The new order of things is buzzing along and expanding apace. I see little opposition to it.
My ambition is to go high enough up in my economic ranking so that I start sliding down from a high enough point in my old age that I don't hit the bottom before dying.
Human beings used to live in much harsher conditions for almost all the time the human race existed. 68F is about what I keep the thermostat at much of the time when I'm home. It does not seem severe at all.
Randall, It doesn't seem harsh to me, either. But I'm not 71 years old. According to WebMD:
However, much milder environments can also lead to hypothermia, depending on a person's age, body mass, body fat, overall health, and length of time exposed to cold temperatures. A frail, older adult in a 60-degree house after a power outage can develop mild hypothermia overnight. Infants and babies sleeping in cold bedrooms are also at risk.
I keep my thermostat at around 68F most of the time as well. But the thermostat at 68F in the winter is a lot colder than it is at other times, despite the same thermostat setting.
61 degrees may be fine when you're up, moving about, and generating internal heat, and don't have to strip to take a shower or change clothes. When you aren't all of those things, it can be insufferable and even a health risk. You're cold, your bones ache, your joints ache. Were I poor, cutting my heating bill in that way is one of the last things I'd do to save money. I'd sooner cut back to beans, oatmeal, and powdered milk. There are very few costs I wouldn't cut before I'd reduce the thermostat to 61.
Also, I wonder to what extent these types of programs provide the poor with help and/or information on ways to better insulate their homes.
I finally found one of my little thermometers and put it here in the room with me. It's reading 63°F (it was colder overnight), and I am nearly immobile in this room and sometimes drinking cold drinks. Yet I'm comfortably warm. How?
First, I'm wearing long underwear, relatively plush sweats (with a hood; a hat would do) and thick footwear. Second, I've got an electrically-heated seat pad if that's not enough (I haven't turned it on in a few days). I have knit gloves if I don't need to do any accurate typing.
I could probably turn the heat down quite a bit more and still be comfortable. Houses used to be much colder than this as a matter of course. Anyone who can't find a way to deal with 68°F air temps either has a serious medical condition or isn't trying.
What I am really curious about: Why has the new order of things elicited so little popular opposition?
You can adapt. You can turn up the thermostat just long enough to take a shower. I do. You can put on more clothes. I used to have a dog with really thick fur and I kept the place cooler and wore more clothes because I could put on more clothes more easily than he could shed hair.
Granted, she's 71. But if you are poor you've got to adjust.
Agreed. You can get:
- an electgric warming panel for your feet (used to have one).
- an electric warming seat.
- a space heater for, say, a bathroom.
- heavy socks.
- thinsulate 800 boots (got them but it is always too warm to wear them).

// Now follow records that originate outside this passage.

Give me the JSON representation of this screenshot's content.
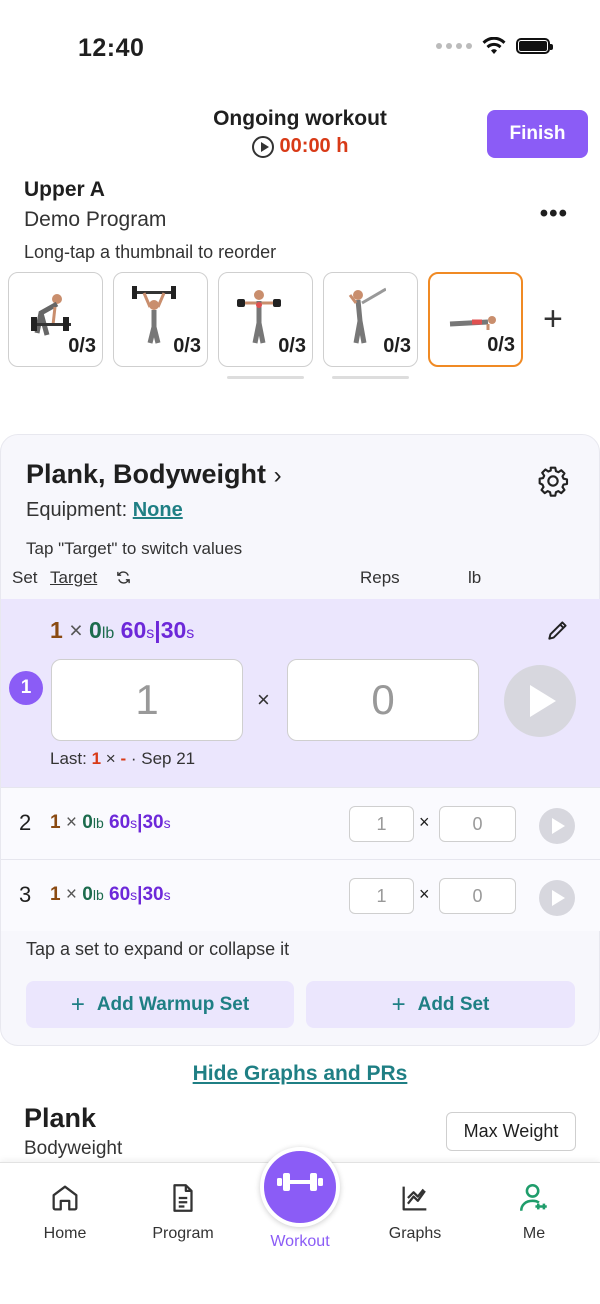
{
  "status_bar": {
    "time": "12:40"
  },
  "header": {
    "title": "Ongoing workout",
    "timer": "00:00 h",
    "finish_label": "Finish"
  },
  "program": {
    "name": "Upper A",
    "subtitle": "Demo Program",
    "hint": "Long-tap a thumbnail to reorder"
  },
  "thumbnails": [
    {
      "count": "0/3"
    },
    {
      "count": "0/3"
    },
    {
      "count": "0/3"
    },
    {
      "count": "0/3"
    },
    {
      "count": "0/3"
    }
  ],
  "exercise": {
    "title": "Plank, Bodyweight",
    "equipment_label": "Equipment:",
    "equipment_value": "None",
    "target_hint": "Tap \"Target\" to switch values",
    "columns": {
      "set": "Set",
      "target": "Target",
      "reps": "Reps",
      "weight": "lb"
    }
  },
  "active_set": {
    "number": "1",
    "reps": "1",
    "times": "×",
    "weight": "0",
    "weight_unit": "lb",
    "work": "60",
    "work_unit": "s",
    "sep": "|",
    "rest": "30",
    "rest_unit": "s",
    "reps_value": "1",
    "weight_value": "0",
    "last_label": "Last:",
    "last_reps": "1",
    "last_times": "×",
    "last_dash": "-",
    "last_date": "· Sep 21"
  },
  "sets": [
    {
      "number": "2",
      "reps": "1",
      "weight": "0",
      "work": "60",
      "rest": "30",
      "reps_value": "1",
      "weight_value": "0"
    },
    {
      "number": "3",
      "reps": "1",
      "weight": "0",
      "work": "60",
      "rest": "30",
      "reps_value": "1",
      "weight_value": "0"
    }
  ],
  "set_hint": "Tap a set to expand or collapse it",
  "buttons": {
    "add_warmup": "Add Warmup Set",
    "add_set": "Add Set",
    "plus": "+"
  },
  "graphs": {
    "toggle": "Hide Graphs and PRs",
    "title": "Plank",
    "subtitle": "Bodyweight",
    "metric": "Max Weight"
  },
  "tabs": [
    {
      "label": "Home",
      "icon": "home-icon"
    },
    {
      "label": "Program",
      "icon": "document-icon"
    },
    {
      "label": "Workout",
      "icon": "dumbbell-icon"
    },
    {
      "label": "Graphs",
      "icon": "chart-icon"
    },
    {
      "label": "Me",
      "icon": "profile-icon"
    }
  ],
  "colors": {
    "accent": "#8b5cf6",
    "teal": "#1f7f84",
    "timer_red": "#d83a17",
    "active_orange": "#f08a24"
  }
}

- insulated underwear.
- thick shirts.
- a blanket on your chair.
These in total are way overkill for 60F.
"Deluded Poor Woman Thinks 68F Is Low Thermostat Setting”

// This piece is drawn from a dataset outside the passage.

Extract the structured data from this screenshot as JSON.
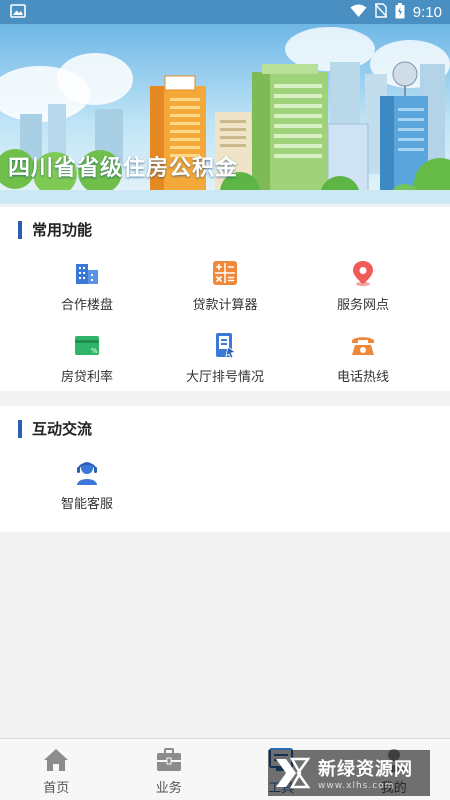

I hope this is ironic.
Here I am in a computer room at 58°F, and I feel fine. No supplemental heat, either.
In every oil and natgas poor country in the world where it gets cold, people use electric blankets and space heaters in small rooms. If you're shivering for days on end and don't recall the existence of electric blankets, you might lack certain creative thinking abilities.